So Google’s been rolling out this “+1” concept for a few of months now, and we’re finally able to integrate the +1 button into our own content to let people recommend it to others on Google search. It just takes two lines of code to add it to your website.

Here’s a live example of the +1 button integrated into this blog post:

Go ahead! If you “like” and recommend this post, click the “1” folder above.

Seriously, here’s why adding a Google’s +1 button to your site is important:

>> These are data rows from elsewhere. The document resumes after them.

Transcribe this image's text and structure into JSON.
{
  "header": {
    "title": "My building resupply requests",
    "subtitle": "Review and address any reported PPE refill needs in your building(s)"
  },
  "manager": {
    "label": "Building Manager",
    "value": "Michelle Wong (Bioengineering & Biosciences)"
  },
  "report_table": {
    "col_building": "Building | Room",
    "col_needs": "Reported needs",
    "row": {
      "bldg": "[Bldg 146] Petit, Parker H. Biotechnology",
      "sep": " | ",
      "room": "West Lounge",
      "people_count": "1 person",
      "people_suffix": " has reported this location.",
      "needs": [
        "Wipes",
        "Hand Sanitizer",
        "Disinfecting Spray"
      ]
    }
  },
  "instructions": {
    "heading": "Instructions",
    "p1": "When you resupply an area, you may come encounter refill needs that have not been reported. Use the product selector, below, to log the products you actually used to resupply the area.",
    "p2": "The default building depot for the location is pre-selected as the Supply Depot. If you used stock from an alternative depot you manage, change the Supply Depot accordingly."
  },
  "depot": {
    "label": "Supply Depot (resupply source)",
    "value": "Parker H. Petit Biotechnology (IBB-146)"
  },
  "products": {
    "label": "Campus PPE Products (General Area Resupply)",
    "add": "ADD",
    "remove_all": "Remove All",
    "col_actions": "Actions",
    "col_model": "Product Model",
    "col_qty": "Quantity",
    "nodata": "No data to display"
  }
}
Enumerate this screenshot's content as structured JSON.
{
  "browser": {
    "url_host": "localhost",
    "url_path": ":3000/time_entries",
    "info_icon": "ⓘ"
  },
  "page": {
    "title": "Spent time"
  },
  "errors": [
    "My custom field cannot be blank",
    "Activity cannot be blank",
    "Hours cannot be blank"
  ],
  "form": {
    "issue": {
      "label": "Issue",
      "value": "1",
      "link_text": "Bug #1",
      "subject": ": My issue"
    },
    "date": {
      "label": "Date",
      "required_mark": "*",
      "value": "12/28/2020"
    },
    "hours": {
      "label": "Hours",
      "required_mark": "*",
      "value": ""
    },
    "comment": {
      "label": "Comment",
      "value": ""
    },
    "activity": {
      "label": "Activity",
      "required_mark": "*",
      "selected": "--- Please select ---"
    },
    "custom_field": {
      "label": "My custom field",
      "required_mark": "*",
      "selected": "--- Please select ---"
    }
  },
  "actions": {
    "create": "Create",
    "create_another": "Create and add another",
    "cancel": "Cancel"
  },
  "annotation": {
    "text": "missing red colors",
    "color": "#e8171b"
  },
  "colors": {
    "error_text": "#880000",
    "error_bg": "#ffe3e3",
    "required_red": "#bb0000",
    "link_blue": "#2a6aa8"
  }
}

  1. Google is the #1 search engine in the world and people trust them. When people recommend your content, their friends and contacts will also see it and it becomes like a personal recommendation. People trust their friends, so their acquaintances will be more inclined to click your link rather than a competitor. Combine these two trust factors and your have a win-win situation for all party’s involved.
  2. It’s a new feature, so people will notice it more. Your listing will become more visible. +1 recommendations will stick out like sore thumb in the short-term. It’s important now, more than ever, to write great Title tags and META descriptions to entice users to click.
  3. Will it help to improve your organic search rankings? Google will never tell. But my feeling is, when a user clicks your link, Google can tell if you thought that link was relevant (e.g. you didn’t hit the ‘back’ button immediately, how long you stayed on the page, you bookmarked it, etc.). This sends a signal to Google that you thought that the content was relevant. It may be more noticeable for personalized search rather than in the general index, but it will be counted as a ranking factor, both ways.
  4. It’s pretty much like the “Like” button in Facebook. People are now familiar with that concept, and will be more likely to recommend you because of this familiarity. It’s like giving your stamp of approval or endorsement on a page or URL, just like on Facebook. You should start seeing better qualified traffic from Google.
  5. Google is now counting “Social Signals” in their algorithm (So I guess that further clarifies item #3). At the PubCon conference I attended in 2010, Google made it crystal clear they were factoring in Twitter mentions and re-tweets and Facebook ‘shares’ and ‘likes’ as a positive signal of relevance.
  6. It’s stupid simple to implement, Google will appreciate it, so why wouldn’t you do it?


Apparently there is an issue with the +1 Button rendering in IE8. Go figure. Below are some screenshots of the results for those who have crappy browsers. Here is the documentation to implement your own.

google +1 results screenshot

Google +1 update screenshot